Other new features in 1962 included:

  • “Suburban Editorial,” with editors of 12 suburban newspapers editorializing on the air throughout the week
  • “Suburban Bulletin Board”
  • “Business Briefs”
  • Sports features
  • A two-hour show featuring audience calls discussing some controversial or current issue
  • Play-by-play sportscasts

In January 1965 it was reported that staff had increased from 19 to 27 since Red Owl purchased the station in 1961.

In a 1972 article the Insider noted the leaky roof and yellowed wallpaper at the aging studio in St. Louis Park.  “In 1967 Red Owl changed the station policy from middle of the road to all request oldies to try for a high enough rating to at least make the property salable.  In 1968 Park Broadcasting [Roy H. Park] added KRSI to its list of 18 AM, FM and TV stations.”

In 1967 the format went from MOR to oldies.  The request line was started in February 1968, with oldies – and not just the same old ones – being their mainstay. Every sixth song was current. This station was pretty freewheeling and one could hear Jimmy Dean in the same breath as the Supremes. In the first year they logged over a million calls to the Request Line:  920-9999.  Most of them were from me.


Ad from the Hopkins Sun, May 2, 1968, courtesy Jeff Lonto; also in Minnetonka Herald, February 22, 1968


Image courtesy Pavek Museum of Broadcasting

In ad in the June 14, 1969 TV Digest pictures Tac Hammer, Rick Easton, Anthony Gee, Jim Reed, and Don Shore. They look really young. Hammer and Reed had come over from KDWB in 1968.  In July 1969 the two were doing an “underground” show. Also in 1969 they issued a two-record compilation of oldies called the “KRSI Request Album.”   The photo below is from the album. (Thanks to David Hersk!)


In January 1971 the station started to gradually move away from the oldies and gradually more toward album cuts. In March 1973 the station became the first affiliate of Drake-Chenault’s automated “Great American Country” format and the studio moved out to Eden Prairie.
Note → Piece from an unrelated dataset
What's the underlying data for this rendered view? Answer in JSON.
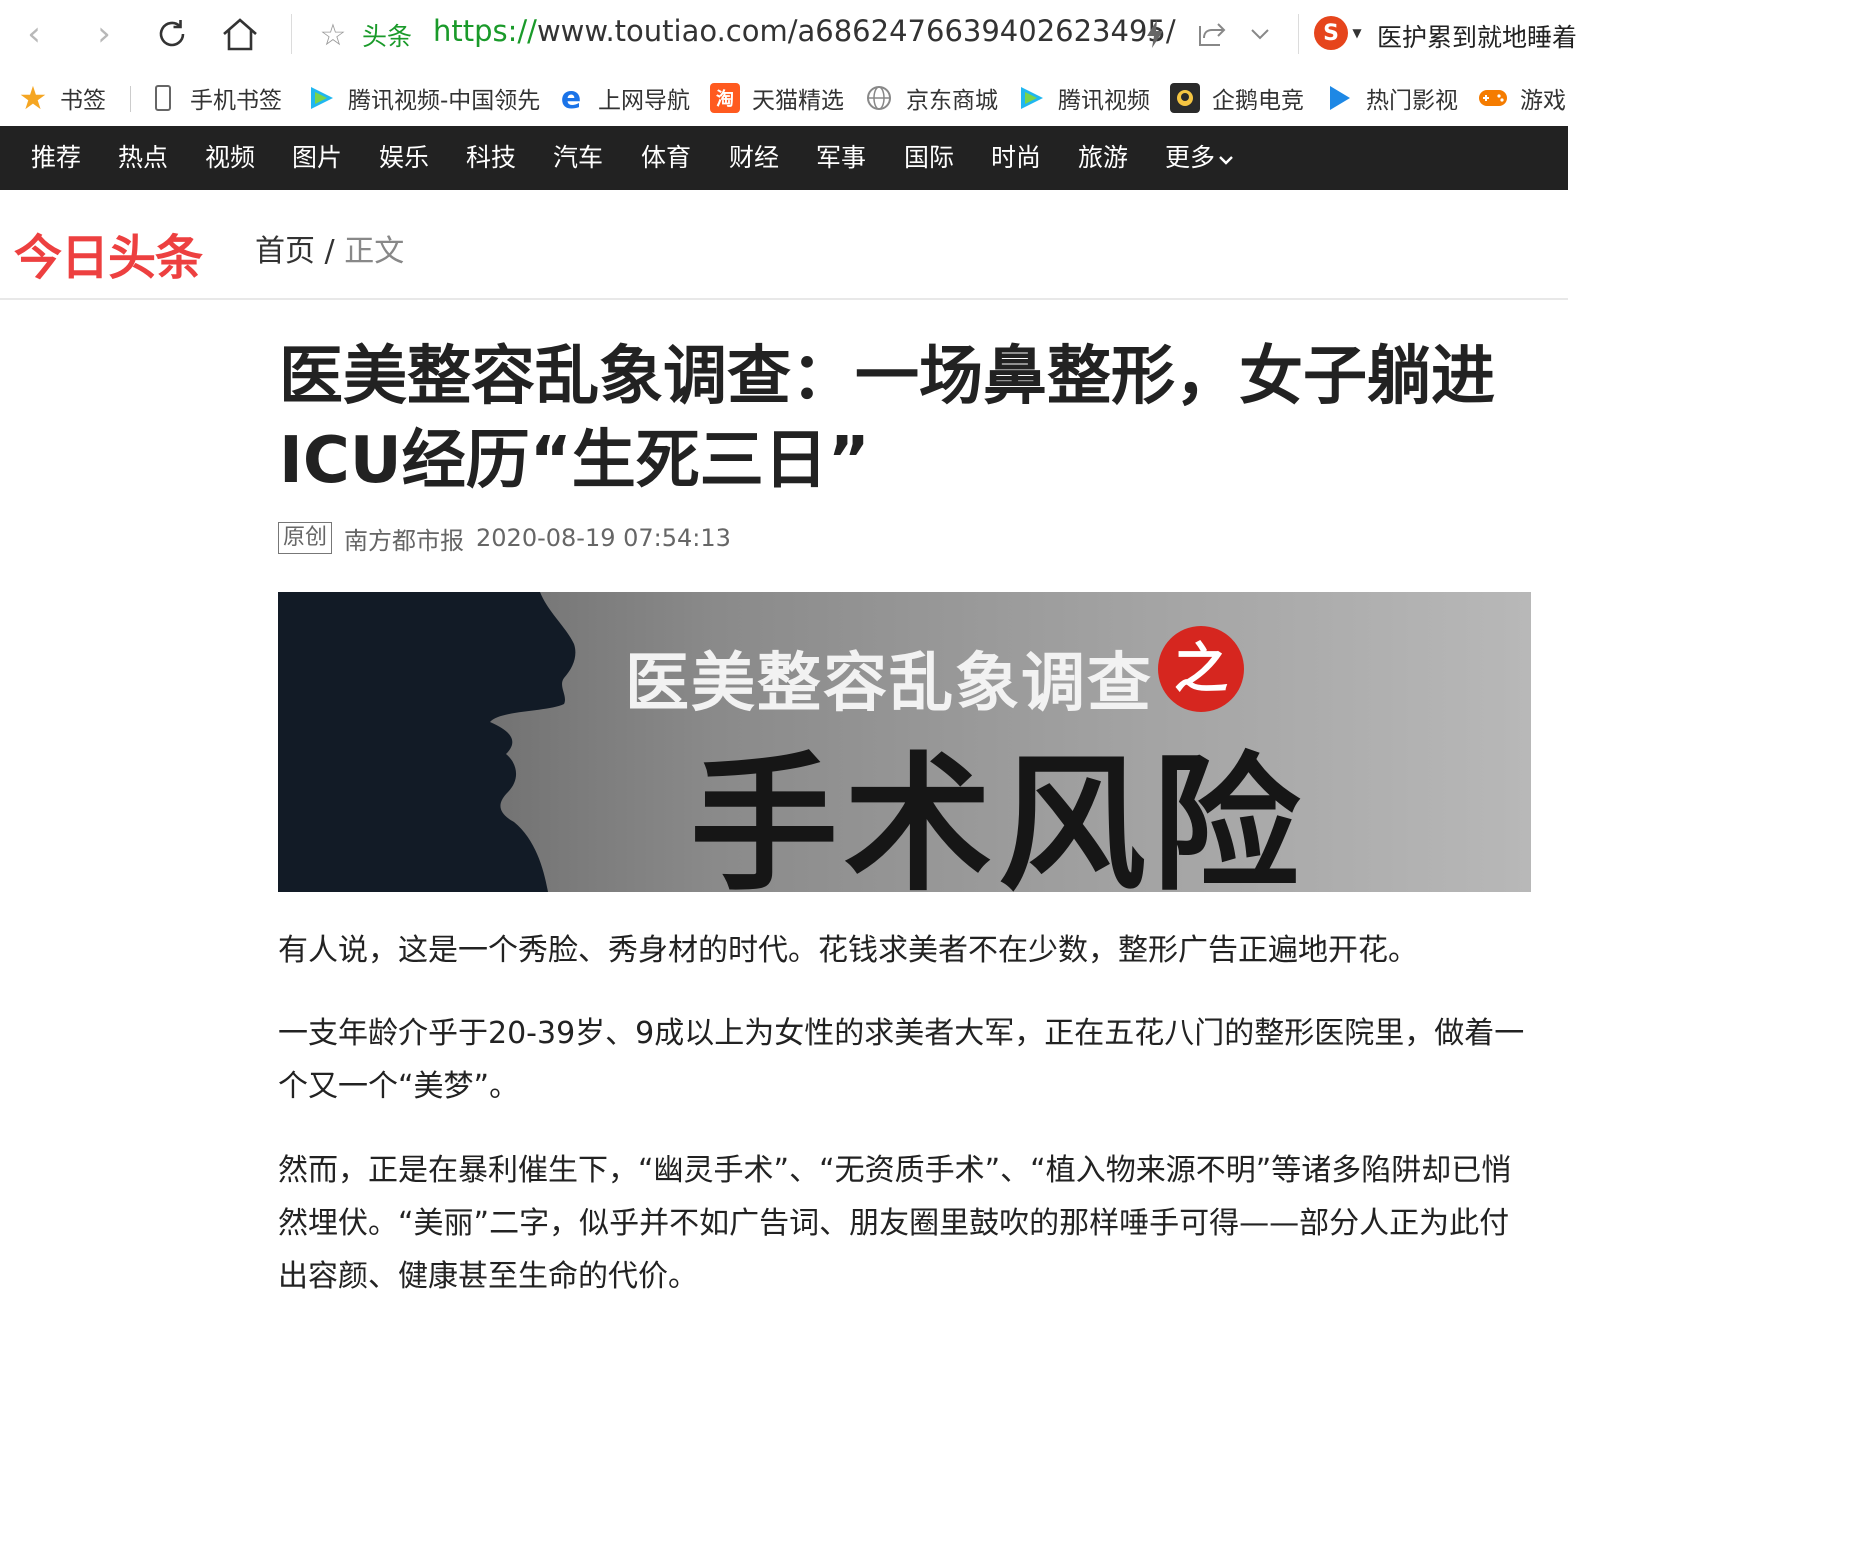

Jeff Lonto:  “AM station (950) was KRSI from the time they went on the air until January 1986. In their last year on the air they brought back Request Radio after a long secession of format changes.  The ratings started to go up and so ownership and management had the bright idea of pulling the plug on the whole thing, changing the calls to KJJO-AM, and simulcasting FM sister station KJJO-FM (104.1). KRSI personalities in their second Request Radio stint from 1985-86 included Don Thompson, Jerry Anderson, Mike Records Ryan, Ray Walby and Bill Hutchinson.”  The AM station was never called KFMX.
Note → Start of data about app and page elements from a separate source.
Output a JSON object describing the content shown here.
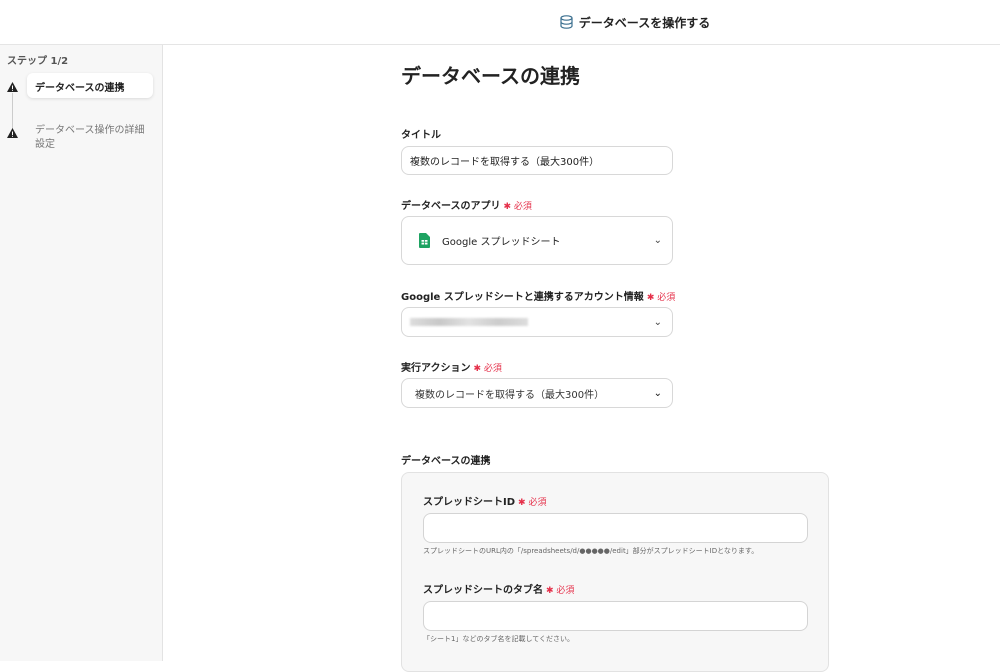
{
  "header": {
    "title": "データベースを操作する",
    "icon": "database-icon"
  },
  "sidebar": {
    "step_label": "ステップ 1/2",
    "items": [
      {
        "label": "データベースの連携",
        "status": "warning"
      },
      {
        "label": "データベース操作の詳細設定",
        "status": "warning"
      }
    ]
  },
  "main": {
    "title": "データベースの連携",
    "required": "必須",
    "title_field": {
      "label": "タイトル",
      "value": "複数のレコードを取得する（最大300件）"
    },
    "app_field": {
      "label": "データベースのアプリ",
      "value": "Google スプレッドシート"
    },
    "account_field": {
      "label": "Google スプレッドシートと連携するアカウント情報"
    },
    "action_field": {
      "label": "実行アクション",
      "value": "複数のレコードを取得する（最大300件）"
    },
    "section_label": "データベースの連携",
    "sheet_id": {
      "label": "スプレッドシートID",
      "value": "",
      "help": "スプレッドシートのURL内の「/spreadsheets/d/●●●●●/edit」部分がスプレッドシートIDとなります。"
    },
    "tab_name": {
      "label": "スプレッドシートのタブ名",
      "value": "",
      "help": "「シート1」などのタブ名を記載してください。"
    }
  }
}
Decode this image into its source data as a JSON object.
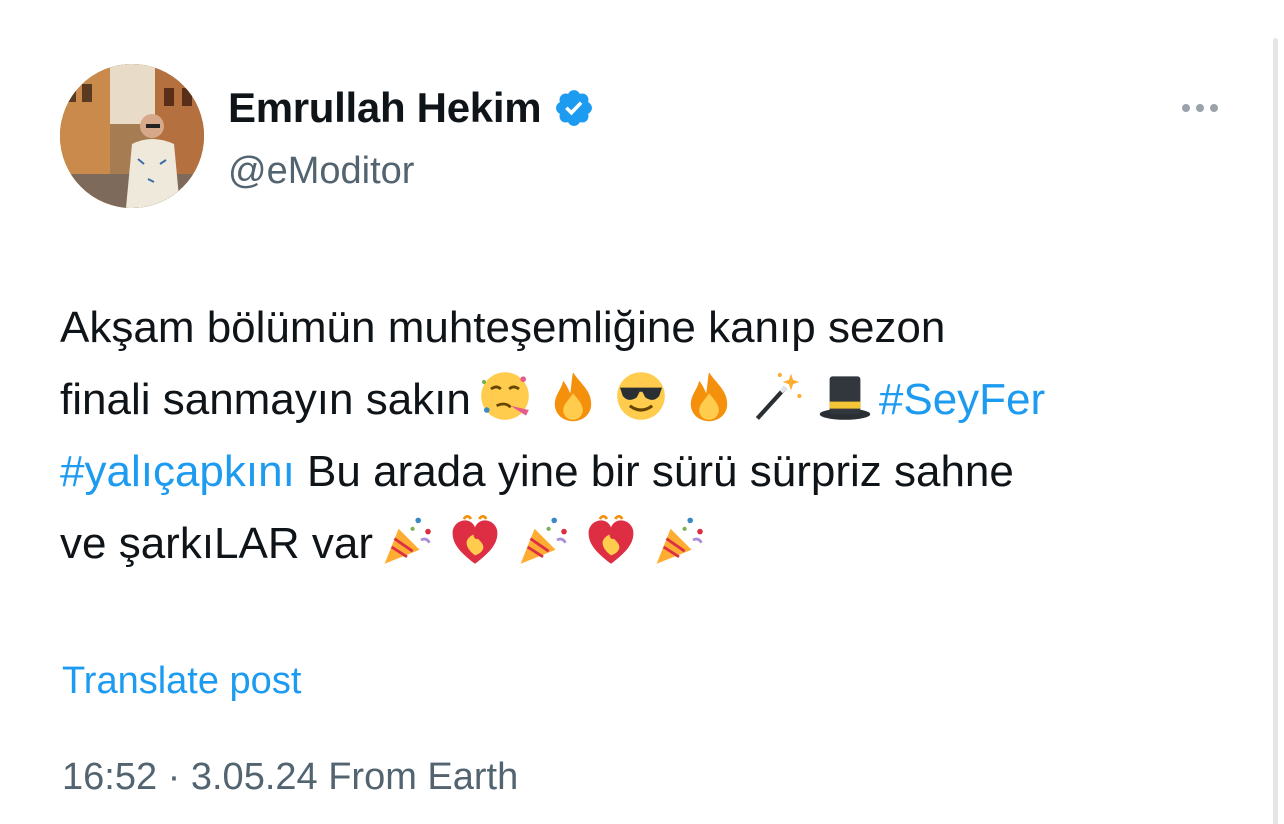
{
  "author": {
    "display_name": "Emrullah Hekim",
    "handle": "@eModitor",
    "verified": true
  },
  "tweet": {
    "line1": "Akşam bölümün muhteşemliğine kanıp sezon",
    "line2_text": "finali sanmayın sakın",
    "hashtag1": "#SeyFer",
    "hashtag2": "#yalıçapkını",
    "line3_text": " Bu arada yine bir sürü sürpriz sahne",
    "line4_text": "ve şarkıLAR var",
    "emojis_line2": [
      "partying-face",
      "fire",
      "smiling-face-with-sunglasses",
      "fire",
      "magic-wand",
      "top-hat"
    ],
    "emojis_line4": [
      "party-popper",
      "heart-on-fire",
      "party-popper",
      "heart-on-fire",
      "party-popper"
    ]
  },
  "actions": {
    "translate_label": "Translate post",
    "more_icon": "more-horizontal-icon"
  },
  "meta": {
    "timestamp": "16:52 · 3.05.24 From Earth"
  },
  "colors": {
    "link": "#1d9bf0",
    "secondary_text": "#536471",
    "primary_text": "#0f1419"
  }
}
“FM station (104.1) was KRSI-FM from 1962 or so until 1974. It was KFMX from 1974 to 1980, KRSI-FM again from 1980-1981 and then KJJO-FM from 1981 until the mid-90s.  After that they’ve changed calls as often as formats and that’s pretty frequent.”  During the KFMX days, one of the frequent sponsors was the Leaning Post.

For airchecks and photos, a great site is
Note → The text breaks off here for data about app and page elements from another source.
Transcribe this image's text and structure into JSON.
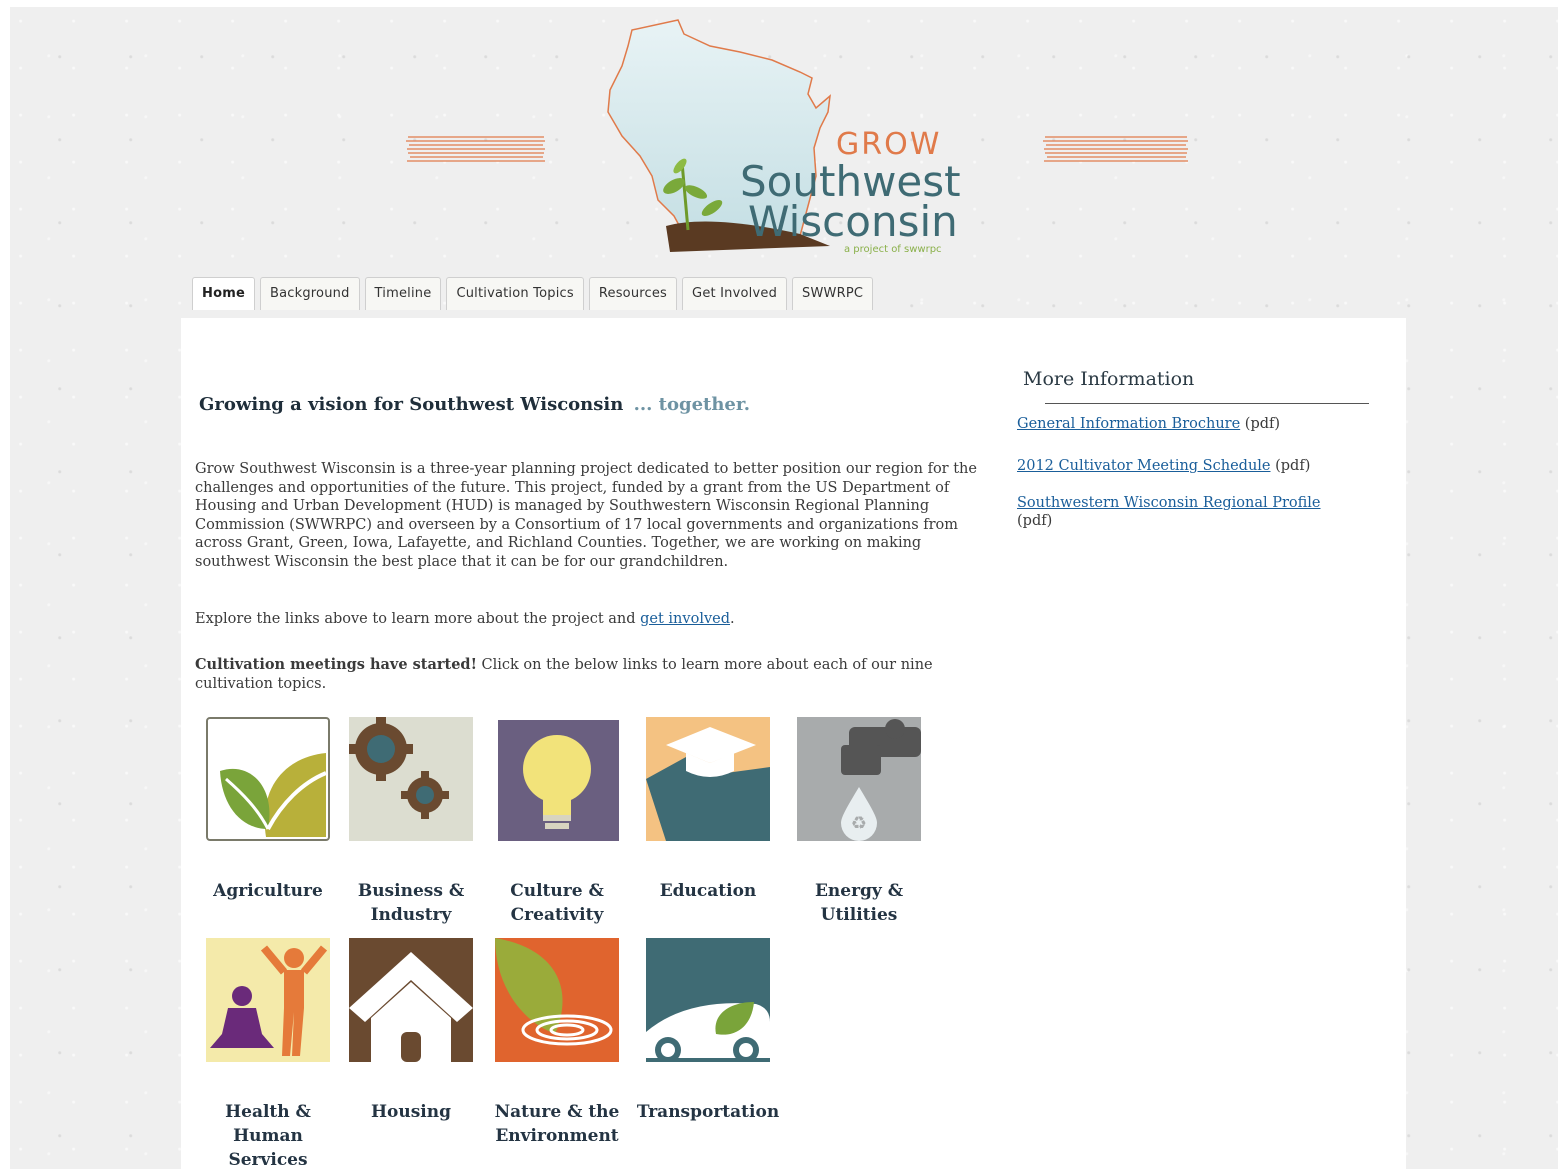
{
  "logo": {
    "line1": "GROW",
    "line2": "Southwest",
    "line3": "Wisconsin",
    "tagline": "a project of swwrpc",
    "icon": "wisconsin-map-sprout-icon"
  },
  "nav": {
    "tabs": [
      {
        "label": "Home"
      },
      {
        "label": "Background"
      },
      {
        "label": "Timeline"
      },
      {
        "label": "Cultivation Topics"
      },
      {
        "label": "Resources"
      },
      {
        "label": "Get Involved"
      },
      {
        "label": "SWWRPC"
      }
    ],
    "active": "Home"
  },
  "main": {
    "headline": "Growing a vision for Southwest Wisconsin",
    "headline_accent": "... together.",
    "intro": "Grow Southwest Wisconsin is a three-year planning project dedicated to better position our region for the challenges and opportunities of the future.  This project, funded by a grant from the US Department of Housing and Urban Development (HUD) is managed by Southwestern Wisconsin Regional Planning Commission  (SWWRPC) and overseen by a Consortium of 17 local governments and organizations from across Grant, Green, Iowa, Lafayette, and Richland Counties.  Together, we are working on  making southwest Wisconsin the best place that it can be for our grandchildren.",
    "explore_before": "Explore the links above to learn more about the project and ",
    "explore_link": "get involved",
    "explore_after": ".",
    "cultivation_bold": "Cultivation meetings have started!",
    "cultivation_rest": "  Click on the below links to learn more about each of our nine cultivation topics."
  },
  "topics": [
    {
      "label": "Agriculture",
      "icon": "leaves-icon"
    },
    {
      "label": "Business & Industry",
      "icon": "gears-icon"
    },
    {
      "label": "Culture & Creativity",
      "icon": "lightbulb-icon"
    },
    {
      "label": "Education",
      "icon": "graduation-cap-icon"
    },
    {
      "label": "Energy & Utilities",
      "icon": "faucet-recycle-icon"
    },
    {
      "label": "Health & Human Services",
      "icon": "people-exercise-icon"
    },
    {
      "label": "Housing",
      "icon": "house-icon"
    },
    {
      "label": "Nature & the Environment",
      "icon": "leaf-ripple-icon"
    },
    {
      "label": "Transportation",
      "icon": "car-leaf-icon"
    }
  ],
  "sidebar": {
    "title": "More Information",
    "links": [
      {
        "text": "General Information Brochure",
        "suffix": " (pdf)"
      },
      {
        "text": "2012 Cultivator Meeting Schedule",
        "suffix": " (pdf)"
      },
      {
        "text": "Southwestern Wisconsin Regional Profile",
        "suffix": " (pdf)"
      }
    ]
  },
  "colors": {
    "accent_orange": "#e07a4a",
    "brand_teal": "#3f6b74",
    "link_blue": "#1a5e9a"
  }
}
LOL wins Mustang, 1966

KRSI-FM (104.1) went on the air for the first time on about September 1, 1962. It was to be “a program format, redily identifiable concentrating on jazz, according to Burke.  The programming would be “segmentized,” appealing to the “sophisticated audiophile with no verbal interpretation heard during the program  “We will be one of the few FM stations in the country doing all music programming in stereophonic sound.”  The FM station would also offer comedy albums, folk music, and spoken word segments. (Minneapolis Daily Herald, August 8, 1962)